Memphis Belle in Dayton
National Museum of the U.S. Air Force: Dayton’s National Museum of the U.S. Air Force details the beginning of military flight all the way through present times. It’s World War II gallery is home to 57 historic aircraft, including the B-17 Memphis Belle and the B-29 Bockscar. Other galleries cover the Korean War, cold War and space flight, but the museum covers the entire spectrum of flight. “Although we are an Air Force museum, we start with the Wright brothers [who] are from Dayton,” says Danielle Almeter, the museum’s public affairs representative. “Being the home of the Wright brothers and the home of the National Museum of the U.S. Air Force just makes sense.” 1100 Spaatz St., Wright-Patterson AFB 45431, 937/255-3286,

WACO Air Museum: During the early 20th century, WACO Aircraft Co. was the largest producer of civil aircraft in the nation, making biplanes in the city of Troy during the 1920s and ’30s. But the company is also famous for its CG-4A Glider, a wooden craft manufactured specifically to carry troops and cargo behind enemy lines during World War II. “As World War II was approaching, the military was looking for a glider design,” says Gretchen Hawk, the museum’s executive director. “Clayton Bruckner submitted the CG-4A glider and that’s what the military chose.” The museum features footage from World War II and even offers airplane rides in an open-cockpit biplane for an additional fee. 1865 S. County Rd. 25A, Troy 45373, 937/335-9226,

Champaign Aviation Museum: The roots of the Champaign Aviation Museum reach back to 2005, when a fully restored B-17 aircraft made a surprise landing in town. That same year, the museum took on its very own B-17 Champaign Lady project that still continues today. Museum visitors can even watch volunteers working on the aircraft. “It’s more than just seeing a restoration,” says David Shiffer, the museum’s executive director. “You’re seeing a restoration back to flight which is pretty special and rare.” The museum is houses eight vintage wartime aircraft, including the B-25 Mitchell, C-1A Trader, Fairchild F-24 and C-47 Skytrain.
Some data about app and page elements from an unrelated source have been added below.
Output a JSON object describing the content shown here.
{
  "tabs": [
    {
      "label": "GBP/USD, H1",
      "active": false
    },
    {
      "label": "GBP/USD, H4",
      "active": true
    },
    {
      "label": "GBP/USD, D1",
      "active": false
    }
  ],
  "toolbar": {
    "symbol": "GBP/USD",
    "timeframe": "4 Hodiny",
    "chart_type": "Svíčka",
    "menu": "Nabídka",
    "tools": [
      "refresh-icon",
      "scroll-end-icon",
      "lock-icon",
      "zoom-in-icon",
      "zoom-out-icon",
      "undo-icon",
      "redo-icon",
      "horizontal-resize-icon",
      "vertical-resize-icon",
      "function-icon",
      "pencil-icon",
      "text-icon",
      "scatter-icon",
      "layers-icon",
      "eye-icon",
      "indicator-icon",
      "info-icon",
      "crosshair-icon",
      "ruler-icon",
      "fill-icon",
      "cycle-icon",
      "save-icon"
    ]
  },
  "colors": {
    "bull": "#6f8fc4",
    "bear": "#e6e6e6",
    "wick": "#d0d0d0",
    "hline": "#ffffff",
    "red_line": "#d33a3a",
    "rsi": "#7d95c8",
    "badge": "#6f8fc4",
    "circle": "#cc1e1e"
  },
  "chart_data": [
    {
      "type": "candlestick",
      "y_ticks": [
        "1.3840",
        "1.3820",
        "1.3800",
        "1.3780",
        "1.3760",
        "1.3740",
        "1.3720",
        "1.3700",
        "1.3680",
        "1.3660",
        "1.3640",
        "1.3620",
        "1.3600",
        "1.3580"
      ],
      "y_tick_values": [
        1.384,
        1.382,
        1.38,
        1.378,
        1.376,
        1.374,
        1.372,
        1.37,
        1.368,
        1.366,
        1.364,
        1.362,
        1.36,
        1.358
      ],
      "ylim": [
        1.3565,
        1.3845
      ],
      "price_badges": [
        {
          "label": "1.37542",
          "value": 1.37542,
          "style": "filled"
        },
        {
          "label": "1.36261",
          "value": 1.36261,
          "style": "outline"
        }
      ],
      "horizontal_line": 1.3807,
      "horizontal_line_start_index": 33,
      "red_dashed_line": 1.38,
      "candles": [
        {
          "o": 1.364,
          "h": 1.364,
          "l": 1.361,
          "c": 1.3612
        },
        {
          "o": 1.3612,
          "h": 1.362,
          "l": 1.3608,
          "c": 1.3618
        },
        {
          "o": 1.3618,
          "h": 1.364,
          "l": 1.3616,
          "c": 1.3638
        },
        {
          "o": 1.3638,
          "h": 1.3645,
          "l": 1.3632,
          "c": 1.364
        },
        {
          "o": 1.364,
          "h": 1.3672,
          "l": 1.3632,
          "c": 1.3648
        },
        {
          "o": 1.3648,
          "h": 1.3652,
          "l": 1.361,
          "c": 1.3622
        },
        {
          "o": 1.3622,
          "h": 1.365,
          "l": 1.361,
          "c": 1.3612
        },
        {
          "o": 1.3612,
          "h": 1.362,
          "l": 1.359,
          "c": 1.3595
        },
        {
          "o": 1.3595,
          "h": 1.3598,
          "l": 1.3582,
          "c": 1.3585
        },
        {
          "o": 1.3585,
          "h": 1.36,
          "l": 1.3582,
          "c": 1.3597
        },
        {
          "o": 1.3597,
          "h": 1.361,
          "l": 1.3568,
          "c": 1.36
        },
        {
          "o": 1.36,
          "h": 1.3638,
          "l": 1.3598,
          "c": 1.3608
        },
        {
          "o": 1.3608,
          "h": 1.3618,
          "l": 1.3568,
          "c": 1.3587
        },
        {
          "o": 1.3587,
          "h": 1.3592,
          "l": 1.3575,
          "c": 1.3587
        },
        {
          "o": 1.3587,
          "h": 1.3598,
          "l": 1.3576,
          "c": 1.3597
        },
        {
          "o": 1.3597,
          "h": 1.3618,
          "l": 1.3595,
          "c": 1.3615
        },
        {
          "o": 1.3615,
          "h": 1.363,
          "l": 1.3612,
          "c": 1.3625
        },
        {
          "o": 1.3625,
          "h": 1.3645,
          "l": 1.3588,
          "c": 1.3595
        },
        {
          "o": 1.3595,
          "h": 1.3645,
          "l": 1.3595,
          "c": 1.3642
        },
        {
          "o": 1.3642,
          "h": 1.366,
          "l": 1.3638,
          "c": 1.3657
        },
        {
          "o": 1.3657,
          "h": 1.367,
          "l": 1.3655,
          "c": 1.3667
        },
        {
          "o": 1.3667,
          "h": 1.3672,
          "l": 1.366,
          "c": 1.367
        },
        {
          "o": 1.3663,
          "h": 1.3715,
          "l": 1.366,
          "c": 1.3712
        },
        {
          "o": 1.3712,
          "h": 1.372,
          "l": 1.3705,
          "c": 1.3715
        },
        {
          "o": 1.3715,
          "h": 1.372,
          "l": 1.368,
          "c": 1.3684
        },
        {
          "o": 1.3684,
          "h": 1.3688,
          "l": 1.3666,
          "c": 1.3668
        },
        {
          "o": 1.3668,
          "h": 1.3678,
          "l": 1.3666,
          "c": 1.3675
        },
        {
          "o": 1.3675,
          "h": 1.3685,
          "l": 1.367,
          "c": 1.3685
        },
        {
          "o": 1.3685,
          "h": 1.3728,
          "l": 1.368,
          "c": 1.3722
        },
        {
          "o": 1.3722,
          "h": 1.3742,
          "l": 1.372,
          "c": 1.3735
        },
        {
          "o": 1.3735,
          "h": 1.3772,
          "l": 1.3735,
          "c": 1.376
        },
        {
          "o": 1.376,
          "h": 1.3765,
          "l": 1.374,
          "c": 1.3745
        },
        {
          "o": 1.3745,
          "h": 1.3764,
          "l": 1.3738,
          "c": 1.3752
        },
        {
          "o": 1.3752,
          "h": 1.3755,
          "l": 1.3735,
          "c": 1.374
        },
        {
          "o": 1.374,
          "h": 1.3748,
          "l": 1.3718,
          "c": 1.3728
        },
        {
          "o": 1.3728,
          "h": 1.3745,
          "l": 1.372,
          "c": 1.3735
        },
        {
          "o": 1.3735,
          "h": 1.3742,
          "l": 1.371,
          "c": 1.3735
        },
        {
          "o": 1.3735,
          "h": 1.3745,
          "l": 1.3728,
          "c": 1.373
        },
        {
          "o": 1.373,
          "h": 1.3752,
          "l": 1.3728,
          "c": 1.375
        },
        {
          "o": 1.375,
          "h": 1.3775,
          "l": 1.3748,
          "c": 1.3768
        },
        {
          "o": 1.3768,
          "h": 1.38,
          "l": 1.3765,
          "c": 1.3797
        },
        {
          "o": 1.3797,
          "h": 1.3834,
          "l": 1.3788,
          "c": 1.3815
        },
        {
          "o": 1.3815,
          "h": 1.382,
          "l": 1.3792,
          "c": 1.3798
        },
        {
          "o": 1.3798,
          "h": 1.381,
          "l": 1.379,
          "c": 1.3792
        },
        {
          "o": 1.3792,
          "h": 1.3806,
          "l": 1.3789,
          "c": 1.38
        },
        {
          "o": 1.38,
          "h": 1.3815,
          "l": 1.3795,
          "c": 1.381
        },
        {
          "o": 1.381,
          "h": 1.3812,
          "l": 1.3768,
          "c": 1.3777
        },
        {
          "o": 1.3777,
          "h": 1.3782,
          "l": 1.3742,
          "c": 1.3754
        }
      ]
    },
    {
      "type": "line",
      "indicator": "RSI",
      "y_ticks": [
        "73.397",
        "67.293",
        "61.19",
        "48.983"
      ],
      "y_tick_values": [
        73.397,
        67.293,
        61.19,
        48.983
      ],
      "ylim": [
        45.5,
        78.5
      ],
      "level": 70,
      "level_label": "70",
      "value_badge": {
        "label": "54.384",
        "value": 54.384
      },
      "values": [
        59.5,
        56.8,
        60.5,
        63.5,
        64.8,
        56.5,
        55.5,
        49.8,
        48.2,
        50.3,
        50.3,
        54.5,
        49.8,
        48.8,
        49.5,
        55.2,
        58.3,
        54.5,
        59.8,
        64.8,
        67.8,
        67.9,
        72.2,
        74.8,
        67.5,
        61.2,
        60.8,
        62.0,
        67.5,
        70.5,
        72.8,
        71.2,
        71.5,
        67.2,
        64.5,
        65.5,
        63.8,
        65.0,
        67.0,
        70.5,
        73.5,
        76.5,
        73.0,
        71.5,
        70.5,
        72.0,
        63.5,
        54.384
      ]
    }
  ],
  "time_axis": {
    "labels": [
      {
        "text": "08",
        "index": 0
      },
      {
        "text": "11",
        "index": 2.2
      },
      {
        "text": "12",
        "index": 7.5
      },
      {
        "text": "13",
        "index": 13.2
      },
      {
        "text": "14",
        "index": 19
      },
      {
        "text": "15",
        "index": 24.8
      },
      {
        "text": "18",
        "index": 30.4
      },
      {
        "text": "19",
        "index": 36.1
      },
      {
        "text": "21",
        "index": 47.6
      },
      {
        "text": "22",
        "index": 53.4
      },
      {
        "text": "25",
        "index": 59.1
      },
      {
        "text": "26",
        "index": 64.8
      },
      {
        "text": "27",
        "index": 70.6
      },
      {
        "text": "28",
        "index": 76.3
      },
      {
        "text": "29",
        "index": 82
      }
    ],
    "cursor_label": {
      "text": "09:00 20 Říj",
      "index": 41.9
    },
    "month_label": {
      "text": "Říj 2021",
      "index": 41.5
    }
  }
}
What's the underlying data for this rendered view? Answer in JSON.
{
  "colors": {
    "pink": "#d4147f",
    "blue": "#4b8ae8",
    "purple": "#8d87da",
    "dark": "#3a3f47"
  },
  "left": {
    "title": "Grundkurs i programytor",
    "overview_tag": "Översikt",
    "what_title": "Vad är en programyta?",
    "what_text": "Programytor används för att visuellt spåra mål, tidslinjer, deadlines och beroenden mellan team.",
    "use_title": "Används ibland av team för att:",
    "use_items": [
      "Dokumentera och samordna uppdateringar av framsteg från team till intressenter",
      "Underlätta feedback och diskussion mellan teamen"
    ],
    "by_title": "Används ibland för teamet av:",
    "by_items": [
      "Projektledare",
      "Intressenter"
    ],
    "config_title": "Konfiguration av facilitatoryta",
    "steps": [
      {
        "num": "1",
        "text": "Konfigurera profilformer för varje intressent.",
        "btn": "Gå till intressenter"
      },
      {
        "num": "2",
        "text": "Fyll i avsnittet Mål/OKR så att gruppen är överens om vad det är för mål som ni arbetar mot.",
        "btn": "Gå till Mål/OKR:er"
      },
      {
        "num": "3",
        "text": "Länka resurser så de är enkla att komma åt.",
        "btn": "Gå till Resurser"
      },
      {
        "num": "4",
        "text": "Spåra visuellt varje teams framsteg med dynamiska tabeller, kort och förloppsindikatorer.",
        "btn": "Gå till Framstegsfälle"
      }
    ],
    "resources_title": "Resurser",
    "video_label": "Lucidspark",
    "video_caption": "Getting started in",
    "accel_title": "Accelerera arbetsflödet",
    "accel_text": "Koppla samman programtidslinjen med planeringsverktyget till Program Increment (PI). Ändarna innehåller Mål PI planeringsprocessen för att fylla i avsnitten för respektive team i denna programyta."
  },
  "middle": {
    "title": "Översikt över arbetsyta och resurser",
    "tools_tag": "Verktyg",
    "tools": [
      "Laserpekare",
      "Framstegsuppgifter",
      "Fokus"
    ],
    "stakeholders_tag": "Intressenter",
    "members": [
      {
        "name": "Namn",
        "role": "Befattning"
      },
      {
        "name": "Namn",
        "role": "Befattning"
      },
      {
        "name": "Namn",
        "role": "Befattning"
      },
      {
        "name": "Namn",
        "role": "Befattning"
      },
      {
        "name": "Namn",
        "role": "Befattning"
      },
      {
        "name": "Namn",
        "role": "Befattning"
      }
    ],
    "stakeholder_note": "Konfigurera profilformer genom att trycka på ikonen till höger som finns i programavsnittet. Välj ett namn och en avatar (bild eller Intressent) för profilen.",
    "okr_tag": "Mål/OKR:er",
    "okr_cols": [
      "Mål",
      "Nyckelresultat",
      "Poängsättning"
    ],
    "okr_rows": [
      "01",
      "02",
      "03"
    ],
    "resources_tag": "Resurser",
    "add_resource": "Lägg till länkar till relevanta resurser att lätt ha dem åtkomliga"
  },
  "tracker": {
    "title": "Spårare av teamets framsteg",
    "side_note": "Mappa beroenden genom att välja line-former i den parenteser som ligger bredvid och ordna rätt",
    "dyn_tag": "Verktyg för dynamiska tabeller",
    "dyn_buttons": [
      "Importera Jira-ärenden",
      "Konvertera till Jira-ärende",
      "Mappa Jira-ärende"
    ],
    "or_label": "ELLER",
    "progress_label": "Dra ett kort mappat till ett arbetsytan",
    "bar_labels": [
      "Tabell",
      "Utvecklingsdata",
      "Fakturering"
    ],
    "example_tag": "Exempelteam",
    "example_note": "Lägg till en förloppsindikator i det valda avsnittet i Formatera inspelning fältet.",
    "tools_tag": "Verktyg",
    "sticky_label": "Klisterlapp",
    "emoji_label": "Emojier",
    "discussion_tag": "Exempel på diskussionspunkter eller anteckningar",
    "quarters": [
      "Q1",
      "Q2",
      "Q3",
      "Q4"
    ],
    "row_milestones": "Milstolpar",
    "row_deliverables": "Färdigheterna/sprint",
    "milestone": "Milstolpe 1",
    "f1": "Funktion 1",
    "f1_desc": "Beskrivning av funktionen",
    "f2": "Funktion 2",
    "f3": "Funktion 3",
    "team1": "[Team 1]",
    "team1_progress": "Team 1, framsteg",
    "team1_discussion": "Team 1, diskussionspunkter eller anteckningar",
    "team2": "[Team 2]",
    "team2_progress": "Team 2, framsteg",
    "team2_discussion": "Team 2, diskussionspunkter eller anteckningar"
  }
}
Other World War II artifacts on display include flight gear, equipment and uniforms and weapon replicas. 1652 North Main St., Urbana 43078, 937/652-4710,

National Veterans Memorial and Museum exterior
National Veterans Memorial and Museum: This museum honors veterans from all branches of the military by sharing their own stories in their own words. “In many cases ,[they’re] stories of ordinary people in trying circumstances doing extraordinary things,” says Col. Bill Butler, the museum’s chief of staff. The main exhibition floor offers stations that detail the steps each military member experiences on the journey from civilian to becoming a vital part of a cohesive group, and a timeline traces United States military history through the generations. The museum’s mezzanine level serves as a place of reflection with beautifully colored windows inspired by the designs of military campaign ribbons and the rooftop provides incredible views of downtown. 300 W. Broad St., Columbus, Ohio 43215, 888/987-6866,

For more information, download Ohio’s Homefront to Warfront Trail flyer.